“A fool sees not the same tree that a wise man sees.” – William Blake
Unless you live in the industrial section of a major city, trees are everywhere. And they are wondrous to behold.
What we see when we look at a tree is pretty impressive. Trunks of various shapes and sizes, bark of different hues and textures, twisted and curved and straight branches, leaves of various sizes, shapes and colors define each tree out there. No two trees look alike.
Beneath the surface is the greatest measure of many a tree. Root systems of incredible proportions, spreading out for yards around the trunk below the earth. These roots pull moisture and nourishment from the soil, giving life to the tree reaching towards the sky.
Scientifically, trees are very important to us. They absorb carbon dioxide from the atmosphere, while themselves releasing oxygen essential to our lives. Trees play an important role in preventing soil erosion, habitats for numerous animals, shade from the sun, and play a major role in the capability the Earth to sustain life overall.
Trees have featured prominently in mythology across the world. There are Biblical references to trees, Greek myths about Dryads and trees, Native Americans saw the sacred in numerous trees, and the Norse mythology of the World Tree are but a few examples of this. Trees are important in fiction, too, such as the Heart Trees in George RR Martin’s Song of Ice and Fire series, or the children’s story The Giving Tree by Shel Silverstein.
Trees can live for hundreds of years, reach impressive heights and girths, and support life in places where this might be otherwise impossible. They provide us with fruits and nuts and sap for sustenance.
Like you or me, trees are alive. They are covered in skin (bark) and have limbs and stand upright. They certainly do not think as we do, but who’s to say they do not have thoughts? Trees see the world around them grow and change over decades beyond our lifespans.
Years ago, in Ithaca, New York, there was a tree in Stewart Park beside Lake Cayuga. This particular tree leaned out over the water of the lake at a good 25-30 degree angle. I cannot tell you how many times, while I lived in Ithaca, I climbed that tree’s trunk, and sat on one of its thick branches over the lake. It was there I would eat my lunch, read a book, write in my journal, or simply meditate.
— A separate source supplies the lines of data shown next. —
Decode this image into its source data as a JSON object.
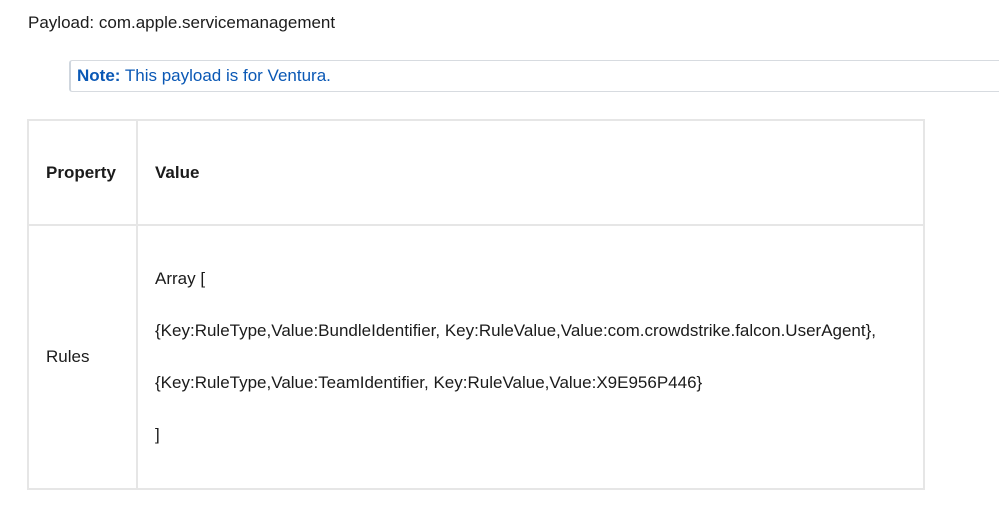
{
  "payload": {
    "text": "Payload: com.apple.servicemanagement"
  },
  "note": {
    "label": "Note:",
    "text": " This payload is for Ventura."
  },
  "table": {
    "headers": {
      "property": "Property",
      "value": "Value"
    },
    "rows": [
      {
        "property": "Rules",
        "value_lines": [
          "Array [",
          "{Key:RuleType,Value:BundleIdentifier, Key:RuleValue,Value:com.crowdstrike.falcon.UserAgent},",
          "{Key:RuleType,Value:TeamIdentifier, Key:RuleValue,Value:X9E956P446}",
          "]"
        ]
      }
    ]
  }
}
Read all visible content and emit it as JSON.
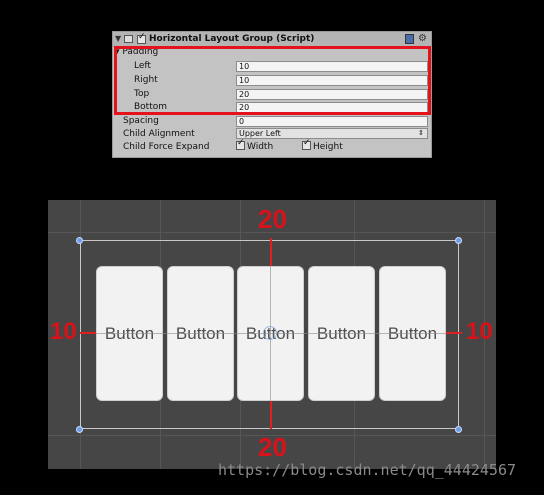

For years after I moved away, whenever I returned I would take a moment to visit my tree beside the lake. I spoke to it. It was like the most stalwart of companions. I do not know when it was removed, but I was saddened by its absence when one day I visited and it stood there no more (and I could not find a picture of it to share here!)
Trees are abundant, and yet we readily take them for granted. Forests are decimated without a thought as to the impact this might have on our climate and our future. Trees provide so very many things, and ask only for rain, sunlight, and nutrients from the earth.
Trees are an incredible wonder of our world. No matter the region you live in, no matter if its tropics or a temperate zone, there are trees. Palms, pines, oaks, elms, poplars, fig, cedar, yew, and many many many more types around the world, trees are wondrous.
Whether you acknowledge them or no, climb up their branches, seek shade from the sun, lean against their trunks for rest, or anything else you can think of, trees are amazing.
“A tree is an incomprehensible mystery.” – Jim Woodring.
I am MJ Blehart, author of “Wednesday’s Wondrous World”. Every week I will be sharing a wonder of this amazing world, and I hope you will enjoy the journey with me!
Check out my blog, The Ramblings of a Titanium Don, for more of my philosophical and topical opinions.
Also now available, Pathwalking: A 21st Century Philosophy in Book and Kindle form!